Hello, fellow ‘terraneans. Welcome to the inauguration of Stay Trve. I got to thinking that now, maybe more than ever, there are A LOT of recordings being released. Unless your job involves sitting on the couch all day listening to music, odds are, you and I are missing out on some quality music. Big time. To help counter the audio malaise and near total saturation of the music playing field, I present to you: Stay Trve.
Tacoma, Washington 5 piece Seaweed graduated high school and literally hit the road. Bits and pieces of their ascent are retold in Our Noise: The Story of Merge Records. The band did release their final record Actions and Indications on Merge but the lions share of their discography was handled by Seattle based stalwarts Sub Pop. After several of their first releases did very well on Sub Pop the band were presented with some career options. Do they continue to slug it out on the road in a van, sleeping in dive hotels/floors or do they entertain some of their new major label suitors who were regularly appearing at their performances?

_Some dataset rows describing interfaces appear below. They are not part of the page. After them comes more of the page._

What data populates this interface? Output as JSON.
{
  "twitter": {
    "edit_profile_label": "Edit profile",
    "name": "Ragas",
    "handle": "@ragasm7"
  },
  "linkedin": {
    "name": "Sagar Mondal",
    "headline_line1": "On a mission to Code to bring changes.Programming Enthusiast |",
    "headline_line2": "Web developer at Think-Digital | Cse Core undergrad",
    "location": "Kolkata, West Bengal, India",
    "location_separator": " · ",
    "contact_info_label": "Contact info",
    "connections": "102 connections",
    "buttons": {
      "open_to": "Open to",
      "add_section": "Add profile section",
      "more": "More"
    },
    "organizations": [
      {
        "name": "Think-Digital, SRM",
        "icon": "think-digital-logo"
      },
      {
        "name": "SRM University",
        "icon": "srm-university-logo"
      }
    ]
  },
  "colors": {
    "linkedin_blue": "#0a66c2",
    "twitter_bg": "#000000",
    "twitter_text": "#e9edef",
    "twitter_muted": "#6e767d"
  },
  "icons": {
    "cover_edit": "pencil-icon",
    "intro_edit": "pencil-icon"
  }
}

One suitor, in particular, seemed to offer them the financial means in which to quickly upgrade to the confines of a luxurious tour bus in exchange for the rights to release their next record. The band played ball and signed to Hollywood records. The entity that owned Hollywood was none other than Walt Disney. As a result, their pockets were unfathomably deep.
The record which was promised to Hollywood seemed like a logical progression from Four. Altogether more polished (for the mainstream audience) and boasting some of their catchiest arrangements, in 1995 Spanaway was released. It’s hard to confirm or deny as google is a little bitch when it comes to verifying this information, but presumably, the first single was the monumental “Magic Mountain Man.” An anthem if there ever was one. The song became a staple of the band’s live set and has been covered by countless bands. The lyrical themes of living off the grid came from an honest place as in particular frontman Aaron Stauffer often publically lamented such things as electricity.

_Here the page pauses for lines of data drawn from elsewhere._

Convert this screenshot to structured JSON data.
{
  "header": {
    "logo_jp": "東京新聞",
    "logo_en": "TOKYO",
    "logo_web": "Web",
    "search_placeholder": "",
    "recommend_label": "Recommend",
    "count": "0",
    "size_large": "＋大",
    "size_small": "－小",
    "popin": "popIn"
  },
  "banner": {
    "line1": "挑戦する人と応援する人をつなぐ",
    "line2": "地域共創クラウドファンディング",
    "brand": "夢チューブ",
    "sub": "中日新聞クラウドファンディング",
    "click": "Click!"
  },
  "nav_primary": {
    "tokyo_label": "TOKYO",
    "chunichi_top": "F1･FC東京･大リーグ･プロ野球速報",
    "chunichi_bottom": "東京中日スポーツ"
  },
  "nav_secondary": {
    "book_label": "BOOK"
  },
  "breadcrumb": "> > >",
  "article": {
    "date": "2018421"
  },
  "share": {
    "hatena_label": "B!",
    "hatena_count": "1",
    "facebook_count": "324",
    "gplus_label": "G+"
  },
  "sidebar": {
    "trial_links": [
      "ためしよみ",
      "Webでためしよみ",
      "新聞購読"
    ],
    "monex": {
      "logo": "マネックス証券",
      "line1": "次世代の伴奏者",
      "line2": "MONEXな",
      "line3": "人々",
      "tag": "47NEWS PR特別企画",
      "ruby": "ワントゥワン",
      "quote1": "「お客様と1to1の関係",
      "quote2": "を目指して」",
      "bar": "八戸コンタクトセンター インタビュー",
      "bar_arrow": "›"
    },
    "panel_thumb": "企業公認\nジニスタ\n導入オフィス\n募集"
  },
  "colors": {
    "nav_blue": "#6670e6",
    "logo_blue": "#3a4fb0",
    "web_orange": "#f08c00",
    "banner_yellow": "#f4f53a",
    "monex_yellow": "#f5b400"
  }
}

As is the case with many brainy, broad, post hardcore records, Spanaway flopped upon release. The band never released another record with their new business partner. The living audio document that exists because of this partnership has held up remarkably well and still sounds vital, relevant, and exceptionally well written.
2nd single “Start With” may have been an even better shot at a mainstream breakthrough but much like “Magic Mountain Man” it failed to leave much of an impression. Dig those nineties production values:
Spanaway as a whole has no duds among its 12 songs and single interlude. 3rd single and album opener “Free Drug Zone” is a step up in songwriting savvy from their previous material. Simultaneously driving, punchy, and memorable.
Despite the fact Spanaway was a relative commercial failure, this collection of songs has stood the test of time. The 90’s aesthetic and production has outlasted the chance of growing stale and what remains is an excellent, first rate post hardcore record.